*** SOURCE MATERIAL ***
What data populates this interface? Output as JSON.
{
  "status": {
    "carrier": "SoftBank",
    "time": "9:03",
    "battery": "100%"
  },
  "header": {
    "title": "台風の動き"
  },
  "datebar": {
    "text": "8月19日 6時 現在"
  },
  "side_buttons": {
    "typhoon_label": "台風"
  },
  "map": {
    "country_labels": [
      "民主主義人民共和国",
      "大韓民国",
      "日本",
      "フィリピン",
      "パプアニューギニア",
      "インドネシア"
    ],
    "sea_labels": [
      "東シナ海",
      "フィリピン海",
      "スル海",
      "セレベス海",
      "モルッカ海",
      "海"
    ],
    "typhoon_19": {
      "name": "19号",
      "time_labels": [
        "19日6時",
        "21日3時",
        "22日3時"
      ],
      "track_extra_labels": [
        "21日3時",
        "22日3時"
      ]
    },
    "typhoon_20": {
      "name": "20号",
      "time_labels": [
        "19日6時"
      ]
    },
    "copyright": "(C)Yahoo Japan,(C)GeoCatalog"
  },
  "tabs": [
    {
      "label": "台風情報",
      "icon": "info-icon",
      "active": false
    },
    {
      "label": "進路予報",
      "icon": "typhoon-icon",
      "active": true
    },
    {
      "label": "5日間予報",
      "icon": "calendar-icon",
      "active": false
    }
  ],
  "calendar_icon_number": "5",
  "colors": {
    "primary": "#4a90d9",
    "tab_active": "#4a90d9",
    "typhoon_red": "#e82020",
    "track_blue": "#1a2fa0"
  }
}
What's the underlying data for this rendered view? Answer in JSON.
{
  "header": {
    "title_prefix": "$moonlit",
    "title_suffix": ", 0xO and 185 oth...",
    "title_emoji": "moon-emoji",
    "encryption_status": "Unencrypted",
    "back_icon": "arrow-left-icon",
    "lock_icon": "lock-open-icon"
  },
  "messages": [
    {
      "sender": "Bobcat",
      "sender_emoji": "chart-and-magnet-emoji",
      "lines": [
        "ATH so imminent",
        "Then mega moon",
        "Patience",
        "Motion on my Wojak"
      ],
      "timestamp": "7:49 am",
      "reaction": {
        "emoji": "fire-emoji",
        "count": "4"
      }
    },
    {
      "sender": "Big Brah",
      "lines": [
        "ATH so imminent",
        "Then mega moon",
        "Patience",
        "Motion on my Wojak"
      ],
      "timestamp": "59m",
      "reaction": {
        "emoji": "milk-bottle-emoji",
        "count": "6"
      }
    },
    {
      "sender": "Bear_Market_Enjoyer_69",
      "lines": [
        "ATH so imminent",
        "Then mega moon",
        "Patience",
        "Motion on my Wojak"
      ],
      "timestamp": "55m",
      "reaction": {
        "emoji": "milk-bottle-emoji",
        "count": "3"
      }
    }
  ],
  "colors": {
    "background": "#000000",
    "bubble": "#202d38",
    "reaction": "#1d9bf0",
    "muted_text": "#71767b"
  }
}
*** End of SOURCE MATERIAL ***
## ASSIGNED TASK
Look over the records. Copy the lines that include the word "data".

## WRITTEN REPLY
What data populates this interface? Output as JSON.
What's the underlying data for this rendered view? Answer in JSON.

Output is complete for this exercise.